### TASK PROMPT
The response should be an exact copy of every record.

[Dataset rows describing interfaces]
== == ==

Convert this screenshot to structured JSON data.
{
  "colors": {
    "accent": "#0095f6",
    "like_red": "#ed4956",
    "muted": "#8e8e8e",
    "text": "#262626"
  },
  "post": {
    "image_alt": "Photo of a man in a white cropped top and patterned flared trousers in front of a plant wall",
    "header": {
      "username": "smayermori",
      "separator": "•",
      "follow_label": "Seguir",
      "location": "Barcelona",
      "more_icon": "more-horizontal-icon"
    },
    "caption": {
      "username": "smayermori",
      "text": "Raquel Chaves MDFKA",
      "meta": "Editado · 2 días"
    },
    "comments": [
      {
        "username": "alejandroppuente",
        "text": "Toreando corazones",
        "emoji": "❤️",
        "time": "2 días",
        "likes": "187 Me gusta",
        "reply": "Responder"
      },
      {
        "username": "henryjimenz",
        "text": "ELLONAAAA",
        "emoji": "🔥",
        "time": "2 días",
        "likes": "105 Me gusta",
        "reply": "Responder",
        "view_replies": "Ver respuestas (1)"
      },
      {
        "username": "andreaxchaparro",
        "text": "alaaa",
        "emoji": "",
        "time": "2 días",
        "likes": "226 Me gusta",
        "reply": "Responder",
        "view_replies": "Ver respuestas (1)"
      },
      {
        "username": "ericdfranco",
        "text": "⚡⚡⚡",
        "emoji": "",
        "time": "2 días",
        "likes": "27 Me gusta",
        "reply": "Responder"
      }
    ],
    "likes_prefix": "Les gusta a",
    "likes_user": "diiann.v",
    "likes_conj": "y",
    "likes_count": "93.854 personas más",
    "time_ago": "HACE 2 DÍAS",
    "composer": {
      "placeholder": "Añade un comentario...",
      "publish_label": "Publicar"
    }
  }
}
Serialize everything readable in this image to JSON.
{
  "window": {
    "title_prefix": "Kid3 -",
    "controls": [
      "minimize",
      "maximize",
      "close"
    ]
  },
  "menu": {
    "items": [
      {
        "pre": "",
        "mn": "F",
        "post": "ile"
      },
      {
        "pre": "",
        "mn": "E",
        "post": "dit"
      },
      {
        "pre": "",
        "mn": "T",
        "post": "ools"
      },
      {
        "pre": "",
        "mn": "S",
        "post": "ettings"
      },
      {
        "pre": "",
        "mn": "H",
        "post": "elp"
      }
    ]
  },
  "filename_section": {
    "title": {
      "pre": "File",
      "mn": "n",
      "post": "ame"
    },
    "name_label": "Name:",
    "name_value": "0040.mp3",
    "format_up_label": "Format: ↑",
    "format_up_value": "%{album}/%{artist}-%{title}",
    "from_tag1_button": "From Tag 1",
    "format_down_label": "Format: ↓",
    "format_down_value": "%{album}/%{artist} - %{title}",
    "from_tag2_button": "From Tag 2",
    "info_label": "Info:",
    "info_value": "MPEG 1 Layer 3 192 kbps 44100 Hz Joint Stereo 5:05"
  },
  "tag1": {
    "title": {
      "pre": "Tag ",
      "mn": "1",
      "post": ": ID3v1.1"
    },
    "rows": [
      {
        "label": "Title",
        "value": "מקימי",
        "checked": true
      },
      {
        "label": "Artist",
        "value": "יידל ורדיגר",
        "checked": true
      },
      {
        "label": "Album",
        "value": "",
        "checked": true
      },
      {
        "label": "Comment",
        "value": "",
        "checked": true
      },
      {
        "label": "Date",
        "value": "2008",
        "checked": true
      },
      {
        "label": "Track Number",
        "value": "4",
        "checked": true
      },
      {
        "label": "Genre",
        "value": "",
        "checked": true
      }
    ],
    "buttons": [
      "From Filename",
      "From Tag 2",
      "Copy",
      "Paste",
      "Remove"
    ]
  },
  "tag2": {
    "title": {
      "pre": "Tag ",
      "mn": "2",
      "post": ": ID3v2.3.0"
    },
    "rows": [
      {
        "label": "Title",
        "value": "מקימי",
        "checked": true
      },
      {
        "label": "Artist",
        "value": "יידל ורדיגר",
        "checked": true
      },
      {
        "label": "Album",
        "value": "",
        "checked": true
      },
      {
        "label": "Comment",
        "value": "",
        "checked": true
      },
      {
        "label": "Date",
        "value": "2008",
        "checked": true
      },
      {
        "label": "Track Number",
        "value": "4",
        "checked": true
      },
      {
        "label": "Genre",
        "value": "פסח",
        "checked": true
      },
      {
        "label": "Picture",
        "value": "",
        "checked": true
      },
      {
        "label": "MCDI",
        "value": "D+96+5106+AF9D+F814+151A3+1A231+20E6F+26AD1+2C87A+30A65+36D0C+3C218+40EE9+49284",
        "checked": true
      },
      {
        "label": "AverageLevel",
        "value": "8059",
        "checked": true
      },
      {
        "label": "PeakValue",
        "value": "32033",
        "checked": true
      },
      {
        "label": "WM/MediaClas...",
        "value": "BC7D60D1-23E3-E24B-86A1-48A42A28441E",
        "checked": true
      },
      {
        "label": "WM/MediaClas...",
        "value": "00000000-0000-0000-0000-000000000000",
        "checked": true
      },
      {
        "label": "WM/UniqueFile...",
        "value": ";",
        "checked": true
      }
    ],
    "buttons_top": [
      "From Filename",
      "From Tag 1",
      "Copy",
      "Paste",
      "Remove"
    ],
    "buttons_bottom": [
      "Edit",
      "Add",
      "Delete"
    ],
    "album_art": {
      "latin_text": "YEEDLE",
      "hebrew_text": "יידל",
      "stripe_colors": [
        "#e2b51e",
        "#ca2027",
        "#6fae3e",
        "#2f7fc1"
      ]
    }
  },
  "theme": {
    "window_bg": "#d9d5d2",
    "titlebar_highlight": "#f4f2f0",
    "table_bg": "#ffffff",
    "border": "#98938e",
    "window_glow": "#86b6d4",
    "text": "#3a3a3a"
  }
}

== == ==

### RESULT
Convert this screenshot to structured JSON data.
{
  "colors": {
    "accent": "#0095f6",
    "like_red": "#ed4956",
    "muted": "#8e8e8e",
    "text": "#262626"
  },
  "post": {
    "image_alt": "Photo of a man in a white cropped top and patterned flared trousers in front of a plant wall",
    "header": {
      "username": "smayermori",
      "separator": "•",
      "follow_label": "Seguir",
      "location": "Barcelona",
      "more_icon": "more-horizontal-icon"
    },
    "caption": {
      "username": "smayermori",
      "text": "Raquel Chaves MDFKA",
      "meta": "Editado · 2 días"
    },
    "comments": [
      {
        "username": "alejandroppuente",
        "text": "Toreando corazones",
        "emoji": "❤️",
        "time": "2 días",
        "likes": "187 Me gusta",
        "reply": "Responder"
      },
      {
        "username": "henryjimenz",
        "text": "ELLONAAAA",
        "emoji": "🔥",
        "time": "2 días",
        "likes": "105 Me gusta",
        "reply": "Responder",
        "view_replies": "Ver respuestas (1)"
      },
      {
        "username": "andreaxchaparro",
        "text": "alaaa",
        "emoji": "",
        "time": "2 días",
        "likes": "226 Me gusta",
        "reply": "Responder",
        "view_replies": "Ver respuestas (1)"
      },
      {
        "username": "ericdfranco",
        "text": "⚡⚡⚡",
        "emoji": "",
        "time": "2 días",
        "likes": "27 Me gusta",
        "reply": "Responder"
      }
    ],
    "likes_prefix": "Les gusta a",
    "likes_user": "diiann.v",
    "likes_conj": "y",
    "likes_count": "93.854 personas más",
    "time_ago": "HACE 2 DÍAS",
    "composer": {
      "placeholder": "Añade un comentario...",
      "publish_label": "Publicar"
    }
  }
}
Serialize everything readable in this image to JSON.
{
  "window": {
    "title_prefix": "Kid3 -",
    "controls": [
      "minimize",
      "maximize",
      "close"
    ]
  },
  "menu": {
    "items": [
      {
        "pre": "",
        "mn": "F",
        "post": "ile"
      },
      {
        "pre": "",
        "mn": "E",
        "post": "dit"
      },
      {
        "pre": "",
        "mn": "T",
        "post": "ools"
      },
      {
        "pre": "",
        "mn": "S",
        "post": "ettings"
      },
      {
        "pre": "",
        "mn": "H",
        "post": "elp"
      }
    ]
  },
  "filename_section": {
    "title": {
      "pre": "File",
      "mn": "n",
      "post": "ame"
    },
    "name_label": "Name:",
    "name_value": "0040.mp3",
    "format_up_label": "Format: ↑",
    "format_up_value": "%{album}/%{artist}-%{title}",
    "from_tag1_button": "From Tag 1",
    "format_down_label": "Format: ↓",
    "format_down_value": "%{album}/%{artist} - %{title}",
    "from_tag2_button": "From Tag 2",
    "info_label": "Info:",
    "info_value": "MPEG 1 Layer 3 192 kbps 44100 Hz Joint Stereo 5:05"
  },
  "tag1": {
    "title": {
      "pre": "Tag ",
      "mn": "1",
      "post": ": ID3v1.1"
    },
    "rows": [
      {
        "label": "Title",
        "value": "מקימי",
        "checked": true
      },
      {
        "label": "Artist",
        "value": "יידל ורדיגר",
        "checked": true
      },
      {
        "label": "Album",
        "value": "",
        "checked": true
      },
      {
        "label": "Comment",
        "value": "",
        "checked": true
      },
      {
        "label": "Date",
        "value": "2008",
        "checked": true
      },
      {
        "label": "Track Number",
        "value": "4",
        "checked": true
      },
      {
        "label": "Genre",
        "value": "",
        "checked": true
      }
    ],
    "buttons": [
      "From Filename",
      "From Tag 2",
      "Copy",
      "Paste",
      "Remove"
    ]
  },
  "tag2": {
    "title": {
      "pre": "Tag ",
      "mn": "2",
      "post": ": ID3v2.3.0"
    },
    "rows": [
      {
        "label": "Title",
        "value": "מקימי",
        "checked": true
      },
      {
        "label": "Artist",
        "value": "יידל ורדיגר",
        "checked": true
      },
      {
        "label": "Album",
        "value": "",
        "checked": true
      },
      {
        "label": "Comment",
        "value": "",
        "checked": true
      },
      {
        "label": "Date",
        "value": "2008",
        "checked": true
      },
      {
        "label": "Track Number",
        "value": "4",
        "checked": true
      },
      {
        "label": "Genre",
        "value": "פסח",
        "checked": true
      },
      {
        "label": "Picture",
        "value": "",
        "checked": true
      },
      {
        "label": "MCDI",
        "value": "D+96+5106+AF9D+F814+151A3+1A231+20E6F+26AD1+2C87A+30A65+36D0C+3C218+40EE9+49284",
        "checked": true
      },
      {
        "label": "AverageLevel",
        "value": "8059",
        "checked": true
      },
      {
        "label": "PeakValue",
        "value": "32033",
        "checked": true
      },
      {
        "label": "WM/MediaClas...",
        "value": "BC7D60D1-23E3-E24B-86A1-48A42A28441E",
        "checked": true
      },
      {
        "label": "WM/MediaClas...",
        "value": "00000000-0000-0000-0000-000000000000",
        "checked": true
      },
      {
        "label": "WM/UniqueFile...",
        "value": ";",
        "checked": true
      }
    ],
    "buttons_top": [
      "From Filename",
      "From Tag 1",
      "Copy",
      "Paste",
      "Remove"
    ],
    "buttons_bottom": [
      "Edit",
      "Add",
      "Delete"
    ],
    "album_art": {
      "latin_text": "YEEDLE",
      "hebrew_text": "יידל",
      "stripe_colors": [
        "#e2b51e",
        "#ca2027",
        "#6fae3e",
        "#2f7fc1"
      ]
    }
  },
  "theme": {
    "window_bg": "#d9d5d2",
    "titlebar_highlight": "#f4f2f0",
    "table_bg": "#ffffff",
    "border": "#98938e",
    "window_glow": "#86b6d4",
    "text": "#3a3a3a"
  }
}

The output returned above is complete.